■ WHAT THE TASK ASKS
Copy out each line of the data holding "commit".

**********

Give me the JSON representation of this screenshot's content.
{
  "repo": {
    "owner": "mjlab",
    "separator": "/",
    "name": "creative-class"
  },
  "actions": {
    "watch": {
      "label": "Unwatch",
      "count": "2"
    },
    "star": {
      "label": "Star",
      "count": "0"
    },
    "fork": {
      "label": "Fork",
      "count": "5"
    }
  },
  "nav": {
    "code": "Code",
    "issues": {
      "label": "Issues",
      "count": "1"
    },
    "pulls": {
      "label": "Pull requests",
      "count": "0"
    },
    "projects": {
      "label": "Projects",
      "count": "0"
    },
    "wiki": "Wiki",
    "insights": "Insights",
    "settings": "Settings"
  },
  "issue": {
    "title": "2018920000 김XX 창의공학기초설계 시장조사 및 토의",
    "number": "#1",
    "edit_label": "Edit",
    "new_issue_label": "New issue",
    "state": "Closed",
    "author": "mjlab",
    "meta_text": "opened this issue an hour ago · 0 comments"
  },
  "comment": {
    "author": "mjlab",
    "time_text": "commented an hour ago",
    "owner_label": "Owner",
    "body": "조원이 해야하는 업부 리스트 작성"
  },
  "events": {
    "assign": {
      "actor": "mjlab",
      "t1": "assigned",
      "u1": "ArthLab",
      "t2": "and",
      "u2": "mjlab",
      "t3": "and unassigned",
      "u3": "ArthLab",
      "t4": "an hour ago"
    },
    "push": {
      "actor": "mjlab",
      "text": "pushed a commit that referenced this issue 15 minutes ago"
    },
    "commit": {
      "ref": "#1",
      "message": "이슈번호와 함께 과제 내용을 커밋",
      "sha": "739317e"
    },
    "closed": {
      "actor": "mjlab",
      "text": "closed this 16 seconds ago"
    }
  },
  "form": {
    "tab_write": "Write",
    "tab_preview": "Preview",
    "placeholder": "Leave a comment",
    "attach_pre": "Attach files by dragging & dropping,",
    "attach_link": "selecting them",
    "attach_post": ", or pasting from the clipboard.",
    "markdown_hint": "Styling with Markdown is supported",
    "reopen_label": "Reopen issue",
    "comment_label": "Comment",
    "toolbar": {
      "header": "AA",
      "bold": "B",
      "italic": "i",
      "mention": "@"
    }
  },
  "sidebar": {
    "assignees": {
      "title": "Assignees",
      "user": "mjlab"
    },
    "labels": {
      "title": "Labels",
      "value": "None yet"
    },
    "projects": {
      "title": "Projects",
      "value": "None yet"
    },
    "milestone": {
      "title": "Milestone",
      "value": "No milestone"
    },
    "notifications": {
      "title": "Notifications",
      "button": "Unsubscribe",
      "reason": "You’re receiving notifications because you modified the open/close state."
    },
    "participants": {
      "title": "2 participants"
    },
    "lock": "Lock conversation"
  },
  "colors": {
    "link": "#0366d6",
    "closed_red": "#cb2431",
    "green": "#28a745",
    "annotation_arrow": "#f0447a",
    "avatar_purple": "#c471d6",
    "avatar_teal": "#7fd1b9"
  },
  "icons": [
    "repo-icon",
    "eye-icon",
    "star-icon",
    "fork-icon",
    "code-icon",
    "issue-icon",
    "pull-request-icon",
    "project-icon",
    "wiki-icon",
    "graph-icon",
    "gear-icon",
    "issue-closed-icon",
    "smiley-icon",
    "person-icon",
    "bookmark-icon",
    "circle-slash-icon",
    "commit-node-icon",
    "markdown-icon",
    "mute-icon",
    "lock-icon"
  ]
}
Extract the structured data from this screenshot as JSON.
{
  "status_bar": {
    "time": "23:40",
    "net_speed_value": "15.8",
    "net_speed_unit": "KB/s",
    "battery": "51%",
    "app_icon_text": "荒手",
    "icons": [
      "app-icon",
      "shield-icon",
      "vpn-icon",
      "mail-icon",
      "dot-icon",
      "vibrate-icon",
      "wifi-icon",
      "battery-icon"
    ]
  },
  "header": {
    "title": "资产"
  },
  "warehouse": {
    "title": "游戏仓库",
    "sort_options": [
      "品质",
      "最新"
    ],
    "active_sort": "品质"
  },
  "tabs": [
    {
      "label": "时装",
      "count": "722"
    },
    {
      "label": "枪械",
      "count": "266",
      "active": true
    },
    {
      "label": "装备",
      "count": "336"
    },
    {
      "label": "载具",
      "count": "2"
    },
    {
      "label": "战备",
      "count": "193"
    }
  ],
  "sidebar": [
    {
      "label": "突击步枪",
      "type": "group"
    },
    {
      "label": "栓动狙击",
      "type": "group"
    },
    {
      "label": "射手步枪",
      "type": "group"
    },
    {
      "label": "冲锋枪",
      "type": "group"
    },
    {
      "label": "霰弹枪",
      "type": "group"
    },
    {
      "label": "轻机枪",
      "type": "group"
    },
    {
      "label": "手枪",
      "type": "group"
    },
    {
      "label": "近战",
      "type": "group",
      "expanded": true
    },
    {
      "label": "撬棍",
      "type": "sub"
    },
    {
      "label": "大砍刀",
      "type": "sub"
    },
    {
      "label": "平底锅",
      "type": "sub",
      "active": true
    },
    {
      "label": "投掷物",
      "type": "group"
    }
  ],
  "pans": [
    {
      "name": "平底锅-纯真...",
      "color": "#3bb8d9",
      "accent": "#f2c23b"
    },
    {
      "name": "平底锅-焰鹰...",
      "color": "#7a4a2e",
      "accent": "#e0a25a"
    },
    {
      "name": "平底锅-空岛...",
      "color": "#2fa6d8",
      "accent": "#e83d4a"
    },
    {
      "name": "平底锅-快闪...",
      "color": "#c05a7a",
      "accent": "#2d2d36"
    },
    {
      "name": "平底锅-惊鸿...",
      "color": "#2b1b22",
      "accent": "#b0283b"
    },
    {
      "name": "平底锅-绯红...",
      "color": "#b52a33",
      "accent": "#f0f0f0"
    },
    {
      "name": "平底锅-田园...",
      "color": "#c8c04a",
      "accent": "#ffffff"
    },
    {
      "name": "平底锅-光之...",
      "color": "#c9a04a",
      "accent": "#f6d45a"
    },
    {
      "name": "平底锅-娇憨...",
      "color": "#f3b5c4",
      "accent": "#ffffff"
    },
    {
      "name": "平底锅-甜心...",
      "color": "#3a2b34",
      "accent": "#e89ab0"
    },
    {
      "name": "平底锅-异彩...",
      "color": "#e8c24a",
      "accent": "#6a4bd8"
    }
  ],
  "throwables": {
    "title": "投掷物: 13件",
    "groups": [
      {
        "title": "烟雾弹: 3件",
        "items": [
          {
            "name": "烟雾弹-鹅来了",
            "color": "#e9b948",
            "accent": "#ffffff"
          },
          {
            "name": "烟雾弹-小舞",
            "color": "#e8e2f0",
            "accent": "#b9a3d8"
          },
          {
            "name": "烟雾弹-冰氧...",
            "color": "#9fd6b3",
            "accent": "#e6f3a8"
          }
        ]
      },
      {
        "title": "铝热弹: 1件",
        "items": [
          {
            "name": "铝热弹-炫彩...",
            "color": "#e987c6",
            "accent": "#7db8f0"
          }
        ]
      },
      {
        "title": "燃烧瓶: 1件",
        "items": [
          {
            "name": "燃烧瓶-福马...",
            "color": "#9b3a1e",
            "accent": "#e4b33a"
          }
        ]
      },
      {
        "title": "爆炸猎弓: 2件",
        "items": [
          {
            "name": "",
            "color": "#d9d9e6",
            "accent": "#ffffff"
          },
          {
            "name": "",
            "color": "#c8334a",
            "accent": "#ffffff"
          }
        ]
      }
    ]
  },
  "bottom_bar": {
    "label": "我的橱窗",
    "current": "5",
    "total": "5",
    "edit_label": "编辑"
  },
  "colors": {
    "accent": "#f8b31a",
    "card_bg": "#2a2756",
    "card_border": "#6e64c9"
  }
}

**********

■ WRITTEN RESPONSE
      "text": "pushed a commit that referenced this issue 15 minutes ago"
    "commit": {
    "commit-node-icon",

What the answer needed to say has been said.